## Requirement
Please filter the entries and return only the lines that include "кода".

----

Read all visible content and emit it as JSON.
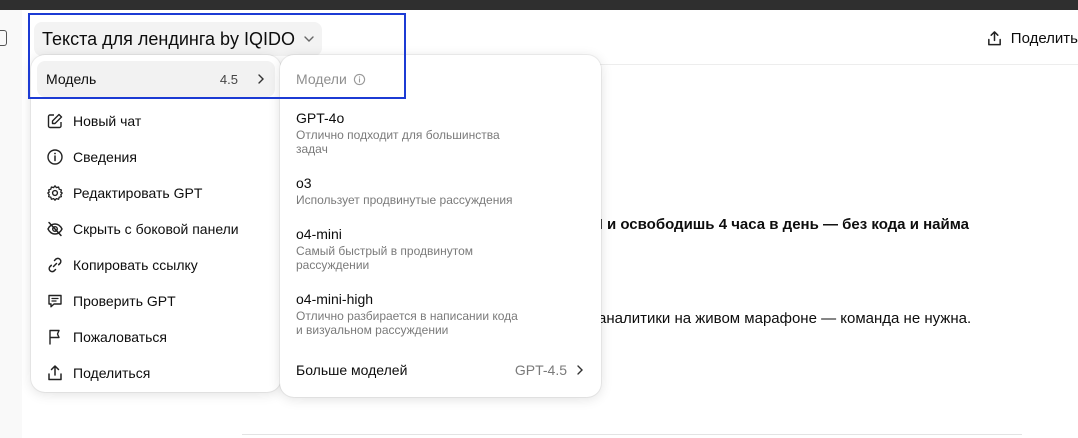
{
  "header": {
    "gpt_title": "Текста для лендинга by IQIDO",
    "share_label": "Поделить"
  },
  "content": {
    "line1": "И и освободишь 4 часа в день — без кода и найма",
    "line2": "аналитики на живом марафоне — команда не нужна."
  },
  "menu": {
    "model_label": "Модель",
    "model_value": "4.5",
    "items": [
      {
        "label": "Новый чат",
        "icon": "edit-icon"
      },
      {
        "label": "Сведения",
        "icon": "info-icon"
      },
      {
        "label": "Редактировать GPT",
        "icon": "gear-icon"
      },
      {
        "label": "Скрыть с боковой панели",
        "icon": "eye-off-icon"
      },
      {
        "label": "Копировать ссылку",
        "icon": "link-icon"
      },
      {
        "label": "Проверить GPT",
        "icon": "chat-check-icon"
      },
      {
        "label": "Пожаловаться",
        "icon": "flag-icon"
      },
      {
        "label": "Поделиться",
        "icon": "share-icon"
      }
    ]
  },
  "submenu": {
    "header": "Модели",
    "models": [
      {
        "name": "GPT-4o",
        "desc": "Отлично подходит для большинства\nзадач"
      },
      {
        "name": "o3",
        "desc": "Использует продвинутые рассуждения"
      },
      {
        "name": "o4-mini",
        "desc": "Самый быстрый в продвинутом\nрассуждении"
      },
      {
        "name": "o4-mini-high",
        "desc": "Отлично разбирается в написании кода\nи визуальном рассуждении"
      }
    ],
    "more_label": "Больше моделей",
    "more_value": "GPT-4.5"
  },
  "colors": {
    "highlight": "#1c3bd4",
    "topbar": "#2f2f2f"
  }
}
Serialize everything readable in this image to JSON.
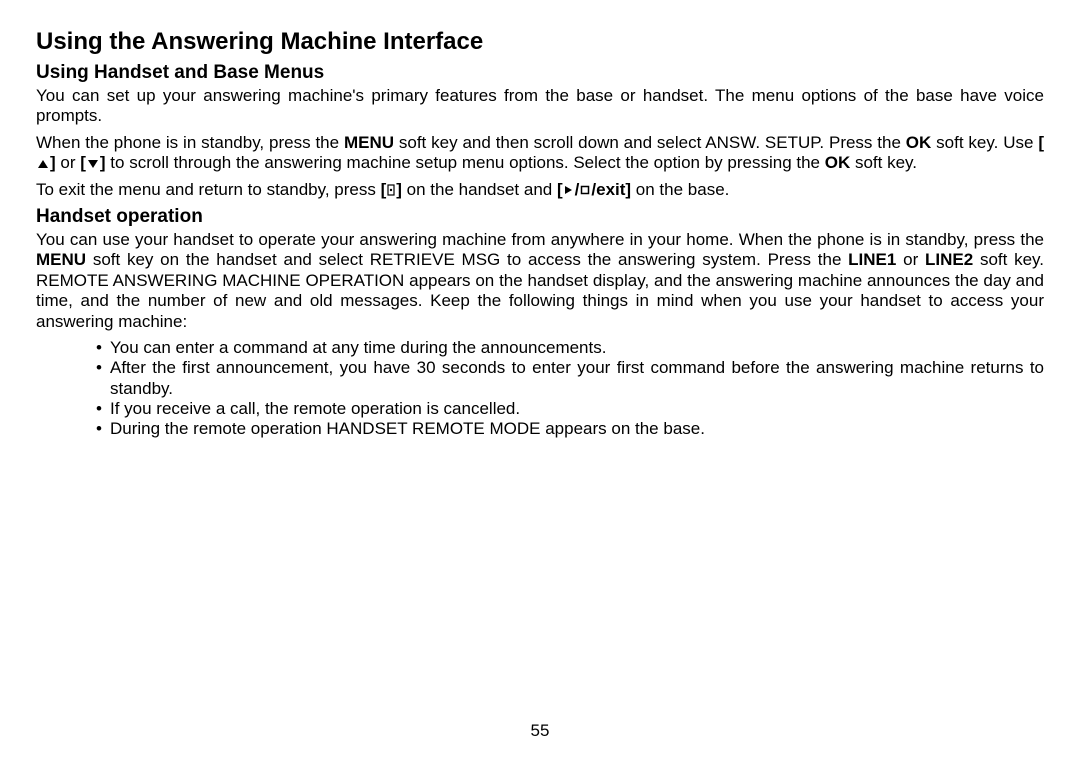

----

## Task response
    "line1": "И и освободишь 4 часа в день — без кода и найма",
        "desc": "Отлично разбирается в написании кода\nи визуальном рассуждении"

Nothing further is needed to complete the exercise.